More recently, states and municipalities have built arenas for the exclusive use of one professional team. Often, governments pony up after a team threatens to leave the city or in order to lure either a team from another town or a brand-new team.

While the difficult economy and credit markets have postponed some projects, Bradbury said, public subsidies have flowed freely for sports arenas in the Southeast over the past dozen years. Louisiana's state government; Tampa; Miami; Montgomery and Mobile, Ala.; Floyd County, Ga.; Jacksonville; and Chattanooga and Sevierville, Tenn., have collectively dedicated billions of dollars to build stadiums and practice facilities in the past dozen years.

Even amid dire financial times for governments, some places in the Southeast, hoping to stimulate economic activity, continue to channel tax dollars into sports facilities. Gwinnett County in suburban Atlanta is financing a $64 million baseball park, which opened in April and helped bring the Atlanta Braves Triple-A farm team from Richmond, Va. County leaders expected to sell naming rights to help offset costs but have as yet been unable to do so.

Meanwhile, Miami-Dade County and the city of Miami this summer agreed to use hotel room taxes to finance the majority of a stadium for baseball's Marlins that will cost—after paying off bonds over 40 years—about $2.4 billion.

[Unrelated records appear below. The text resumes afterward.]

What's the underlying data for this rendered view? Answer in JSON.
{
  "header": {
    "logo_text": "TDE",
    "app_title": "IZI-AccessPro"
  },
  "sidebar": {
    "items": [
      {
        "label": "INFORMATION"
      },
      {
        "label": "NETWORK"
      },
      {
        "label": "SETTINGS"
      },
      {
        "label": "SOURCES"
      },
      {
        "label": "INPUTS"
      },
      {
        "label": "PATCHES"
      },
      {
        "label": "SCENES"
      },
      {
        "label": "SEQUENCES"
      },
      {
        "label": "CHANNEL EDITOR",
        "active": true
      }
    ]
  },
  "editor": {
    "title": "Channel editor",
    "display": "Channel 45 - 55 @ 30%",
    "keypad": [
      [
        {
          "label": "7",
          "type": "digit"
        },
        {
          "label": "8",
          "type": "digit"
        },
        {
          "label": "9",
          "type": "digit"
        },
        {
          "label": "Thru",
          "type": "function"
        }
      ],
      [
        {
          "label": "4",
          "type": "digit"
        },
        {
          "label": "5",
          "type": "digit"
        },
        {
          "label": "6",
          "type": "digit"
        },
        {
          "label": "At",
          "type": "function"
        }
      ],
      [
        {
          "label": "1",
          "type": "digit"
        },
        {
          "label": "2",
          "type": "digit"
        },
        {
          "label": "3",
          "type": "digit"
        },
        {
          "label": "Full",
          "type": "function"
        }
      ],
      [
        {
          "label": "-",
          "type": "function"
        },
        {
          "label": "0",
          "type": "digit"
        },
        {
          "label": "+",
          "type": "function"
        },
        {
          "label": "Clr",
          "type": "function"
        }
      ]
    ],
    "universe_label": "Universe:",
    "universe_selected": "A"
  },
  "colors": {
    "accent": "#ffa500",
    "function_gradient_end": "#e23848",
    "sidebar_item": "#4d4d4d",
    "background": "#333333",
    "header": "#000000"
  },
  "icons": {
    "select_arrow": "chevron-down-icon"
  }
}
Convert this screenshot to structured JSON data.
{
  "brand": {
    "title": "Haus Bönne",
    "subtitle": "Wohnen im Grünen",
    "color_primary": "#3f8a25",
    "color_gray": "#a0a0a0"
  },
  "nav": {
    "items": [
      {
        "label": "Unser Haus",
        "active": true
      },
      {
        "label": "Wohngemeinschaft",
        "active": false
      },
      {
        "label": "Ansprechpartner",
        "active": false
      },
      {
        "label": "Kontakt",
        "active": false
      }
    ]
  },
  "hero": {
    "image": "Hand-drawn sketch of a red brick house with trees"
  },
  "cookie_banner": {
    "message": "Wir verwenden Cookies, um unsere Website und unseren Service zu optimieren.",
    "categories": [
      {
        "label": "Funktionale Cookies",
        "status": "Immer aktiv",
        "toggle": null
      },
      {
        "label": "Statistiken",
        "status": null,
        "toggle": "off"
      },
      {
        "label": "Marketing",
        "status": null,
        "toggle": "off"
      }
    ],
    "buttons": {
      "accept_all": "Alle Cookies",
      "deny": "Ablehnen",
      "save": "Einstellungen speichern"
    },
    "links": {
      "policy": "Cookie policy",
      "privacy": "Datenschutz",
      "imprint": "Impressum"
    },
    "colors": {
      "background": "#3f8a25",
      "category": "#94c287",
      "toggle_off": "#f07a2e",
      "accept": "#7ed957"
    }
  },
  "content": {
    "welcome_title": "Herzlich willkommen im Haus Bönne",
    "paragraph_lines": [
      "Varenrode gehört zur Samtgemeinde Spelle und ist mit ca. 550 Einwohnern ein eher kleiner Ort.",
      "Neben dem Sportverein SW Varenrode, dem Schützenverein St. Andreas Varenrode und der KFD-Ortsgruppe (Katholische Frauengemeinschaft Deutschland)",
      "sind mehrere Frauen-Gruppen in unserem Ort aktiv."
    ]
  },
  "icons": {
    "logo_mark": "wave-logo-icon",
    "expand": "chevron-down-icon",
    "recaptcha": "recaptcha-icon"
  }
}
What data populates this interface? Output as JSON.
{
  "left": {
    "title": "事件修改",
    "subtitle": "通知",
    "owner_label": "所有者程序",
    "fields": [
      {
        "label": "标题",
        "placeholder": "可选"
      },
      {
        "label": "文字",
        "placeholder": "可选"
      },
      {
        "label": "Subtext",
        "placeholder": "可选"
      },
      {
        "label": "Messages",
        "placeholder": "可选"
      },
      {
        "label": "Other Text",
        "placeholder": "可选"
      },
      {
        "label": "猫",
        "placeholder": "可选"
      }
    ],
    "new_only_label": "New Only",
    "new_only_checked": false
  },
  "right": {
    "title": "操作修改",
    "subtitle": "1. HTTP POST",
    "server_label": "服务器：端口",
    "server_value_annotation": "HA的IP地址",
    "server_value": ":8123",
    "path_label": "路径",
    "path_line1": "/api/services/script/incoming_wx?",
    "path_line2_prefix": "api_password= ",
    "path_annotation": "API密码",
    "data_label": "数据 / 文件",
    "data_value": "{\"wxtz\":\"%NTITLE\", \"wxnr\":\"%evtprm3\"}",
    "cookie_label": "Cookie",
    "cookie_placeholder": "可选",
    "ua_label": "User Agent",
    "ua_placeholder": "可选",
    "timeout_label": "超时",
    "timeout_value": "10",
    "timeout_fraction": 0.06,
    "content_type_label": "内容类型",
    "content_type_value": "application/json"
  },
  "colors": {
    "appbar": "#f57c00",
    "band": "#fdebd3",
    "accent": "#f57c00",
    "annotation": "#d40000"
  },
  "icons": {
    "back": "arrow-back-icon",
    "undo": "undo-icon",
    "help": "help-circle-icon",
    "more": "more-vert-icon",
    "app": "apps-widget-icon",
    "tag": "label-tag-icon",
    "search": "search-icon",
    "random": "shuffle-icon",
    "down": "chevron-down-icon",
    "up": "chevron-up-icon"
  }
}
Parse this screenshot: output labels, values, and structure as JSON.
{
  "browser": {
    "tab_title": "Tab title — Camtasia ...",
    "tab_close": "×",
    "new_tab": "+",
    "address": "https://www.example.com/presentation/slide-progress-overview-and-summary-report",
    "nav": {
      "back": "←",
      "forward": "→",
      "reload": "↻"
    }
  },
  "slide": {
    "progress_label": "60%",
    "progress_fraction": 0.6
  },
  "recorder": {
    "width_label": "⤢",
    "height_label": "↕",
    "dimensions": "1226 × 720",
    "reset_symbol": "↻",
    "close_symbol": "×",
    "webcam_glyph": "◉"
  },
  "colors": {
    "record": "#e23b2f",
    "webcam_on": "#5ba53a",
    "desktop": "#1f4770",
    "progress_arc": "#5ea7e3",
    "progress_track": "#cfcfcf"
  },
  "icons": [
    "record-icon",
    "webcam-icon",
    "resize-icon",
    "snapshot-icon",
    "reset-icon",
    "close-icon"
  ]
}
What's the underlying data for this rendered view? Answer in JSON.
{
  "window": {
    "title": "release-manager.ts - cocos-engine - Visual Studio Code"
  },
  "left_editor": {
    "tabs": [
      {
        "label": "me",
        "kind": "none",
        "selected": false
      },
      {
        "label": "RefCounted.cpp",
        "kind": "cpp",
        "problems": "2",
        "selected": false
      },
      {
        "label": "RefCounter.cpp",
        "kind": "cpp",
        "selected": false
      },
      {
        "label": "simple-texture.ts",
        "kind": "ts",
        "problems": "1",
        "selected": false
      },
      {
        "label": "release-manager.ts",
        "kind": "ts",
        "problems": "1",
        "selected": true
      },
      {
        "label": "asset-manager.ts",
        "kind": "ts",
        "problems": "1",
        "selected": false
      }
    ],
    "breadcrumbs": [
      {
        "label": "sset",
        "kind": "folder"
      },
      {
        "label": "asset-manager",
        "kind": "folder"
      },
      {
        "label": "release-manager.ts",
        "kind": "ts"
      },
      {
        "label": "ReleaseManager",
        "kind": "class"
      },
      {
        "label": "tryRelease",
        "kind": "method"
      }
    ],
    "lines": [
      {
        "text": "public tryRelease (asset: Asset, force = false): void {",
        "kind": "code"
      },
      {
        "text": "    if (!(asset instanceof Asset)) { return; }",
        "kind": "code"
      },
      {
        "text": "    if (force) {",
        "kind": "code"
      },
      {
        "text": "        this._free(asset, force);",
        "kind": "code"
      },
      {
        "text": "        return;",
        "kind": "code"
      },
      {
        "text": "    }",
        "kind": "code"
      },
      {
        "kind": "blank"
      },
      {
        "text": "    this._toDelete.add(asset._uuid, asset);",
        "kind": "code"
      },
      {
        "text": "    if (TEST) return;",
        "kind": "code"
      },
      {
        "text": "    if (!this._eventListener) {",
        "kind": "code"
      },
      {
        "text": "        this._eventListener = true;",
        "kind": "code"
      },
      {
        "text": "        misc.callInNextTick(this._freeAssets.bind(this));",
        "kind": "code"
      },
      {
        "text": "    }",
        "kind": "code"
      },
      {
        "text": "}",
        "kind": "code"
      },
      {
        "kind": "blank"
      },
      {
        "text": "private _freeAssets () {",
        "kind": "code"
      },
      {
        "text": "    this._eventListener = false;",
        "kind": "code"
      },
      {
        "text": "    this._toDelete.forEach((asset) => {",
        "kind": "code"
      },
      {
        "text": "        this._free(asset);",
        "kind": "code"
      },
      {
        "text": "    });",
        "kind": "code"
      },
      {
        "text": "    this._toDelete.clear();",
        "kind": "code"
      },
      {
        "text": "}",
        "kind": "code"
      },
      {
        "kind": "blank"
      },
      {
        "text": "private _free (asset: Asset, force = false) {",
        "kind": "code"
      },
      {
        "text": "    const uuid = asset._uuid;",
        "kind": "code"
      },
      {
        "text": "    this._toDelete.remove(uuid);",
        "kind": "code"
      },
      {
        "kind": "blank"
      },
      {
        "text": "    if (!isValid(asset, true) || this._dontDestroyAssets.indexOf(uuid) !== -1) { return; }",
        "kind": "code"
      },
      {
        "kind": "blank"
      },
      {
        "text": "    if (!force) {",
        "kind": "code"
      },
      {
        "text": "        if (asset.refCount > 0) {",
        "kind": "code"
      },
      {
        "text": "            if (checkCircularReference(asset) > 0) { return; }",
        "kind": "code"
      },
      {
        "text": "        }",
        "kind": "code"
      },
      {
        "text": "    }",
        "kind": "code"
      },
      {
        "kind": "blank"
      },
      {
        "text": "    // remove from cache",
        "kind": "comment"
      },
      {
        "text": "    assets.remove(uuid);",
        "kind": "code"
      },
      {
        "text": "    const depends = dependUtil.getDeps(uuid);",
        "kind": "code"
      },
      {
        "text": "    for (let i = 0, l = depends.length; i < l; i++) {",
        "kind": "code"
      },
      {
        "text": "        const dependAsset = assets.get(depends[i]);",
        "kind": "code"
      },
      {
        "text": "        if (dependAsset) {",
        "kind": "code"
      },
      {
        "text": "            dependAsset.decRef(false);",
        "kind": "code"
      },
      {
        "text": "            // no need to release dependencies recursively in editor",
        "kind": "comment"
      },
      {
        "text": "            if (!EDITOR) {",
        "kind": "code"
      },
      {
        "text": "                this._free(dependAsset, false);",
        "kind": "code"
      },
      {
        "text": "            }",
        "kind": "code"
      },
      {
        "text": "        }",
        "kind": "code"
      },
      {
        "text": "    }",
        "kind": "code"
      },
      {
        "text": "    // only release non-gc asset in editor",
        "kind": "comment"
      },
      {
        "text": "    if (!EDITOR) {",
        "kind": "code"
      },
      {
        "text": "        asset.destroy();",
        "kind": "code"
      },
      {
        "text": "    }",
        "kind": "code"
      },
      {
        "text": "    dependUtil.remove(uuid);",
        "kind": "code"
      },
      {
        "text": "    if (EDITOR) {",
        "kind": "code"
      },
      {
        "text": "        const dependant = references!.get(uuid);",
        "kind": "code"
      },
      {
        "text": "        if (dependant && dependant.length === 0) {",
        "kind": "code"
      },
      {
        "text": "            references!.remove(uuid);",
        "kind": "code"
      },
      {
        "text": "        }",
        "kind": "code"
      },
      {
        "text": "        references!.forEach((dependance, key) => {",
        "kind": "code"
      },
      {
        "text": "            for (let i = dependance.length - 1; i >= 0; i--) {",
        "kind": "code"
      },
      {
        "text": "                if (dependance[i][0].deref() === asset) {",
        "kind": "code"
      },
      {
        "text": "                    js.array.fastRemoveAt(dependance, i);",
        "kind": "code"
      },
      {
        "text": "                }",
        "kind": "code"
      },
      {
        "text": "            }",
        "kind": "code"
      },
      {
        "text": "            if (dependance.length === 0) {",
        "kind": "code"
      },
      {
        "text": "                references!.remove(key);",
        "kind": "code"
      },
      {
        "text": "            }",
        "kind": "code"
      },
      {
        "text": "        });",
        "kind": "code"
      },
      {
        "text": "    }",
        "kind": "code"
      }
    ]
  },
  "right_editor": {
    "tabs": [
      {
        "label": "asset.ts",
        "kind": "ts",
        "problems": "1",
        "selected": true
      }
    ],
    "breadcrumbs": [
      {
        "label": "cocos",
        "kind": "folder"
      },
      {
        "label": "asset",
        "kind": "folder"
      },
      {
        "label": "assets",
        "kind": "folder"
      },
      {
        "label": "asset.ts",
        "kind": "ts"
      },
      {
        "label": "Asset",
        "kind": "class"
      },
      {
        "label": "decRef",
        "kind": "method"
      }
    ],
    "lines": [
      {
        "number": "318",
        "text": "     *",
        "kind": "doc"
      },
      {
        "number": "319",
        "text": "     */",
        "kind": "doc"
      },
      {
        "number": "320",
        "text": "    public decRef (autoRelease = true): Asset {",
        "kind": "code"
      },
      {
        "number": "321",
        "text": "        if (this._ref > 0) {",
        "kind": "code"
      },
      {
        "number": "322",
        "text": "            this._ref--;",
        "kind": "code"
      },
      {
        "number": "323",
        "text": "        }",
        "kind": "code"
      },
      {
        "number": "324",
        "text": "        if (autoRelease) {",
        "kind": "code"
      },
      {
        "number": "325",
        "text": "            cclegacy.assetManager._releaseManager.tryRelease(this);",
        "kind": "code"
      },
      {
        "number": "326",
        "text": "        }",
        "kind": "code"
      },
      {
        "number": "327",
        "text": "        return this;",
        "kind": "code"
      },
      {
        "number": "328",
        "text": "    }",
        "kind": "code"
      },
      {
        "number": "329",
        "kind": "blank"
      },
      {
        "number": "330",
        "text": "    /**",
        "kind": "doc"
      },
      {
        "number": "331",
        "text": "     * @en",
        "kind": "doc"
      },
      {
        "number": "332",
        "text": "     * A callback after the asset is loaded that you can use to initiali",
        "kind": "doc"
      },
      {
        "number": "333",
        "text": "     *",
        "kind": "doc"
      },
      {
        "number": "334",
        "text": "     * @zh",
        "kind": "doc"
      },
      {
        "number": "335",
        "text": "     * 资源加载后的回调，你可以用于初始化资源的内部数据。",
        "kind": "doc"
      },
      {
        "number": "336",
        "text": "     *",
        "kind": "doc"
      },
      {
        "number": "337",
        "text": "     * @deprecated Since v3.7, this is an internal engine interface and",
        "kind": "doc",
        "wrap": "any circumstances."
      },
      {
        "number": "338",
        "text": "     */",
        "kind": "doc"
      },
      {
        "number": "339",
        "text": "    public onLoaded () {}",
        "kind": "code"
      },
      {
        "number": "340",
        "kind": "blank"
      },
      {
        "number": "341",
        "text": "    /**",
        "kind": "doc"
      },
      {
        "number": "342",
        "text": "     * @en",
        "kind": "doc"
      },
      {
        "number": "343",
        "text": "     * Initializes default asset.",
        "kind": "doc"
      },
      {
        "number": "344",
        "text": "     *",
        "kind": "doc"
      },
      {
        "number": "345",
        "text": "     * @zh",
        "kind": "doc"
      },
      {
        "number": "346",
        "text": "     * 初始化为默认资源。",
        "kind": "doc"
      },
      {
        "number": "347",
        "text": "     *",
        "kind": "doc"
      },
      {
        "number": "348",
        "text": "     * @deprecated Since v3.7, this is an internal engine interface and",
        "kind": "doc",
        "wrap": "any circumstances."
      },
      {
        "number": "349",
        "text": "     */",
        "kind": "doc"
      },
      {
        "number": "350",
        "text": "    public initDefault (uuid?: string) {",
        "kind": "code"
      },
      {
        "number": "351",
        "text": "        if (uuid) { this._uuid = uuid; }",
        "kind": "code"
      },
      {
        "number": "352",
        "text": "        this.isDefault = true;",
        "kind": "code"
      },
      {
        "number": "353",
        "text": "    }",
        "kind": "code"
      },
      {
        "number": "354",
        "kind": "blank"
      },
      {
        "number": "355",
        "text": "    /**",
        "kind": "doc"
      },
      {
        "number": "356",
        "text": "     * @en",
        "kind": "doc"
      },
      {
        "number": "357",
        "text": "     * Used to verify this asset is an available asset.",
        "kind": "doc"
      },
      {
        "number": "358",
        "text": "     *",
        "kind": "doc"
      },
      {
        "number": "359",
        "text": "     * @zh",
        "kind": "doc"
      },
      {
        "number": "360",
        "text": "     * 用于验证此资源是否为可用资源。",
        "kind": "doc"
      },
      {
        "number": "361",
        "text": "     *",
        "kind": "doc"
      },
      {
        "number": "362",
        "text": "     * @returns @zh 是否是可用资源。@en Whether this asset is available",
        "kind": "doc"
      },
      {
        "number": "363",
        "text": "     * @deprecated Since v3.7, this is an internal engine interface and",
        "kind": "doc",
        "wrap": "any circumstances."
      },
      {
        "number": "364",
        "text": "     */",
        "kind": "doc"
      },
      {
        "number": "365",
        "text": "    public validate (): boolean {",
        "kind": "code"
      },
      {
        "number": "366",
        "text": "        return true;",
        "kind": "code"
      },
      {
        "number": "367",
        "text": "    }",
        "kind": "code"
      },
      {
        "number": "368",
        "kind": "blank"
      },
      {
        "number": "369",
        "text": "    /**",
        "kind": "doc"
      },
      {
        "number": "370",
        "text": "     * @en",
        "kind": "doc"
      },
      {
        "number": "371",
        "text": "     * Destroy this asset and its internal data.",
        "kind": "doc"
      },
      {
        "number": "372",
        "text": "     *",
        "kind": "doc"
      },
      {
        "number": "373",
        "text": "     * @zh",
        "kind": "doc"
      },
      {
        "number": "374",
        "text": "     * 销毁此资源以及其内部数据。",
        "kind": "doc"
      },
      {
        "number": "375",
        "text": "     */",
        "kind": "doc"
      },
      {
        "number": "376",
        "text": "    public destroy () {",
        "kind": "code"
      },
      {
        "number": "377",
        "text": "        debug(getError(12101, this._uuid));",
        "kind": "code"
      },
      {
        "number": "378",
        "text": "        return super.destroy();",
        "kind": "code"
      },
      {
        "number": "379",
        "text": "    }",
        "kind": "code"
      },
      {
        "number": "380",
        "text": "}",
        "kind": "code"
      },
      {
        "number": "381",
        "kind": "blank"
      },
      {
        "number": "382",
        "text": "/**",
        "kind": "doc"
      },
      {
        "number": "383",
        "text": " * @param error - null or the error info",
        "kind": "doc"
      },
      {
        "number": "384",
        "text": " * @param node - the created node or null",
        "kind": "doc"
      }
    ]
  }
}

Officials broke ground on the new ballpark in July.

Pro Sports Revenue in the South
Sports chart
Notes: Figures represent millions of dollars. Revenues for the NBA, NFL, and NHL are for the 2007–08 seasons; MLB, for the 2008 season.

That same month, Louisiana's state government finalized a deal to help keep the Saints in New Orleans through 2025. That arrangement includes spending $85 million in state funds to renovate the team's stadium, the Louisiana Superdome, and leasing space for state agencies in a New Orleans office building owned by Saints owner Tom Benson.

July was busy. That's also when the city of Birmingham began design work on a publicly funded domed stadium with no fixed tenant that, according to the city and news reports, will cost more than $550 million to build. The city council authorized spending $8 million a year to plan and design the building and at the same time voted to spend $7.5 million to restore Rickwood Field, a century-old baseball park, and to build a museum devoted to the city's baseball history.

Proponents of those projects cite potential economic benefits such as new jobs, spending, and neighborhood revitalization, along with the ability to host major events and the prestige that comes with a new venue and a big-league team. At the Birmingham groundbreaking, Mayor Larry Lankford said the city needs a "yes, we can" attitude.

Economists are not so sure. Studies by professional economists overwhelmingly suggest that such projects do not generate broad economic benefits, according to a 2008 paper by Coates and Humphreys. In a 2005 survey of American Economic Association members, 86 percent either said they strongly agree (58 percent) or agree (28 percent) that local and state governments should eliminate subsidies to professional sports franchises, Coates and Humphreys note.

They find that the results of nearly 20 years of research are "strikingly consistent. No matter what cities or geographical areas are examined, no matter what estimators are used, no matter what model specifications are used, and no matter what variables are used, articles published in peer reviewed economics journals contain almost no evidence that professional sports franchises and facilities have a measurable economic impact on the economy." Research shows that the impact is lessened because money spent in and around a stadium would otherwise have been spent elsewhere and on other activities.

Whatever the case, we still love our sports, and based on recent experience it appears we'll continue spending money on them even during tough economic times.

This article was written by Charles Davidson, a staff writer for EconSouth.